Anyone who knows me, or who has read some of my previous writing, knows I’m not a fan of exercise.
More accurately, I loathe and despise it. Loathe AND despise.
But did you know that, by taking on a job where one sits at a desk and writes all day long, it’s quite possible to put on at least ten pounds a year?
Ask me how I know this.
Since I held such a job for the past four years, (go ahead – do the math) I’ve found myself needing to incorporate a trip to the torture chamber (aka the elliptical in the basement) as part of my new daily routine.
Now one of the few things I find even more painful than exercise is watching a timer slowly tick away the seconds until I’ve put my full thirty minutes in.
So in order for me to do my time on the elliptical, it’s absolutely crucial to have something to keep my mind off of what’s really going on.
For me, that means I whip through a fair number of books.
Often while reading, I’ll come across a quote or a passage that sticks with me. Sometimes I’ll post these on Facebook or Tweet them out, but I rarely take the time to explain just why they captured my attention.
But here I am with this brand new blog, so . . .
I’m planning to share some of these quotes as a regular weekly feature in this space. I hope they’ll inspire your thinking and creativity, or maybe just introduce you to a new writer you might want to explore.

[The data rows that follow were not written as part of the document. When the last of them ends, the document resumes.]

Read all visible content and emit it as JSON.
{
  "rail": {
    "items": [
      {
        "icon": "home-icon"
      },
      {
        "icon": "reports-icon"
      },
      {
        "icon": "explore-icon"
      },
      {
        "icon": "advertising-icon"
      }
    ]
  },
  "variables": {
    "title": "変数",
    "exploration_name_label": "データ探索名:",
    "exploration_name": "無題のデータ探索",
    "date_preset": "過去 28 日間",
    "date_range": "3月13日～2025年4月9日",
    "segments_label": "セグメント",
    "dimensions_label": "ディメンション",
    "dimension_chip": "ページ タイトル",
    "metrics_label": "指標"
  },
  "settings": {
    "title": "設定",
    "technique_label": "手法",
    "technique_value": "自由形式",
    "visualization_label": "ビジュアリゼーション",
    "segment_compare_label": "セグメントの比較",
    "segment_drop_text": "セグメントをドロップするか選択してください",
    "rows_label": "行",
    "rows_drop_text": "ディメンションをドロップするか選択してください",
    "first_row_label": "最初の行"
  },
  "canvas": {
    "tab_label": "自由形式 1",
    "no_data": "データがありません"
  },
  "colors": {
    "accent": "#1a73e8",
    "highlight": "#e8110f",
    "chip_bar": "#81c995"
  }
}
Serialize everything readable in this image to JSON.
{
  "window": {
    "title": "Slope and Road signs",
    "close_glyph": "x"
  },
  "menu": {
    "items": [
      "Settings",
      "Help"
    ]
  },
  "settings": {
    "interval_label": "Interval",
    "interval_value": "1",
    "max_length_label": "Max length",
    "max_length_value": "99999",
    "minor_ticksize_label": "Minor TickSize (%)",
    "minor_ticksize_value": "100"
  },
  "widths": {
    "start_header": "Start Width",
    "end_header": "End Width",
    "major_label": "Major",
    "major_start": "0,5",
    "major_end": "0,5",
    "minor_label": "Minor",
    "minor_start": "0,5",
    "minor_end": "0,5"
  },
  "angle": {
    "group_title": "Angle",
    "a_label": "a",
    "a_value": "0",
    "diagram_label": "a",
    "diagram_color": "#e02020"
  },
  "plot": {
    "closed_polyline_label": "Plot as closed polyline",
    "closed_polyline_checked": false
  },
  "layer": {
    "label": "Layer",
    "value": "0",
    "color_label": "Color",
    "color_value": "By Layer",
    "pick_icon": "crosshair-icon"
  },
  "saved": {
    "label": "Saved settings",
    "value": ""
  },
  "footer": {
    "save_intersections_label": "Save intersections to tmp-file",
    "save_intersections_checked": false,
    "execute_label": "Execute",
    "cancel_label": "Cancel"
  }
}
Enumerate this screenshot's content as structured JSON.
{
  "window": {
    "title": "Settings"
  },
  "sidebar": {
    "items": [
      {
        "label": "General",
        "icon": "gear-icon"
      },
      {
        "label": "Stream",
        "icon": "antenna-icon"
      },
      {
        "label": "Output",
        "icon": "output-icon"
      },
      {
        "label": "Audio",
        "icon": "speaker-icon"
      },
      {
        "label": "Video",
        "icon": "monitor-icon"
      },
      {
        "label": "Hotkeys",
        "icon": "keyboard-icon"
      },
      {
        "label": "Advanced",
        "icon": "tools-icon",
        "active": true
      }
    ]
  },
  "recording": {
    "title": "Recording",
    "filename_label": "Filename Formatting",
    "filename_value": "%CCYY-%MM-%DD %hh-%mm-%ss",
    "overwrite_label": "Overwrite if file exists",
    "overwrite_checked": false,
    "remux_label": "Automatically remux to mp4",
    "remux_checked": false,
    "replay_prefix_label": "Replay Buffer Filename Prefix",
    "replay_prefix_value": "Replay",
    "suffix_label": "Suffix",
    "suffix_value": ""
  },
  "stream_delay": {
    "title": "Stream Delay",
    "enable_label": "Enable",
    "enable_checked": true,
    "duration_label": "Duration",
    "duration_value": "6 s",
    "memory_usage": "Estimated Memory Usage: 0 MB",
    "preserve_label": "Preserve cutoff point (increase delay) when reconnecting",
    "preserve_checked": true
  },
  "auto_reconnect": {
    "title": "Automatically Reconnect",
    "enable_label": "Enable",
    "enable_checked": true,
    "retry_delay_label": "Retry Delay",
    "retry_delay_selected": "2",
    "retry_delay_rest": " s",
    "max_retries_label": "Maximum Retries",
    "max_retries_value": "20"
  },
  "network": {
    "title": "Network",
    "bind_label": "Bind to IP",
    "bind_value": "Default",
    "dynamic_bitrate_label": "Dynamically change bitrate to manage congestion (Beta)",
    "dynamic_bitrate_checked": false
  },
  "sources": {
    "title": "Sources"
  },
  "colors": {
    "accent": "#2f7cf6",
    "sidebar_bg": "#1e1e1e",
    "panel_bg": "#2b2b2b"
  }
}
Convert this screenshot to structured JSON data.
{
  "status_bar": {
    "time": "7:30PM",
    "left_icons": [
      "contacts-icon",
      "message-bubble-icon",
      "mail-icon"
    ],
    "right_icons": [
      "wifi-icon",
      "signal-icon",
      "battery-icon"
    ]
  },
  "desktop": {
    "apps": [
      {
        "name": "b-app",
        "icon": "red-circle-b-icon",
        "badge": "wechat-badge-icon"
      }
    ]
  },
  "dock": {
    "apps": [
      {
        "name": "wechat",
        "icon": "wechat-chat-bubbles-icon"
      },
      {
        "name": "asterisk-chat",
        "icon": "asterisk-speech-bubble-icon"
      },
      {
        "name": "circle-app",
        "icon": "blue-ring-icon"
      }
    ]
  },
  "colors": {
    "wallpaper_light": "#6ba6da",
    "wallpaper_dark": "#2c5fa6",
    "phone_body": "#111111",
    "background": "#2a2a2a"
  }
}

Here’s my first offering:
“I don’t have any answers,” said Samuel. He sat quietly in the ruin of his own personal philosophies as if they were smoking timbers in a heap and felt as if he had just murdered someone, or perhaps abandoned someone in a burning building.
Simonton looked at Deaver and then back to Samuel. “So you’re the Indian agent,” he said. “Honored.”
“I am that,” said Samuel. “A Quaker.”
I was introduced to Paulette Jiles by my friend and poetry buddy Megan Willome.
When I visited Megan in Texas last fall, she recommended News of the World, another title by Jiles I’ve also read on the elliptical. Part of the story takes place near where she lives, and I always enjoy fiction that locates me within actual places and historic events.
I’ll likely have something to say about this book in a later post.
The Color of Lightning is an earlier work by Jiles. In it, she chronicles the lives of pioneers who sought to make new homes for themselves in the Texas frontier following the Civil War.
I’m not going to lie; some of it is savage, brutal, and hard to read.
And I think that’s why the above quote stopped me in my tracks. It illustrates, from the point of view of Samuel, how naïve we can be about people and places that are far removed from us.
As a Quaker committed to nonviolence, and having been raised in proper society in Philadelphia, Samuel arrives on the Texas frontier completely unprepared for his role as an Indian Agent for the Federal Government back East.
Devout in his mission to improve the lives of the natives who claim Texas as their tribal land, Samuel soon finds himself compromising both his beliefs and his behavior once he begins to witness the dynamics within this new territory.
And that may not be such a bad thing.
I think about the divisions in contemporary culture, and how often these are fueled by naivety toward another person’s history and life experience.
And the thing about blind spots is, it’s almost impossible to realize we have them.
Now I’d like to hear from you. What have you been reading lately? What are some of the ideas that have been resonating with you? Please share in the comments below.
Jiles, Paulette. The Color of Lightning: A Novel (pp. 309-310). HarperCollins. Kindle Edition.
Note: I do all of my elliptical reading on my Kindle because of its ability to increase font size. I find it impossible to keep my reading glasses from fogging up while exercising.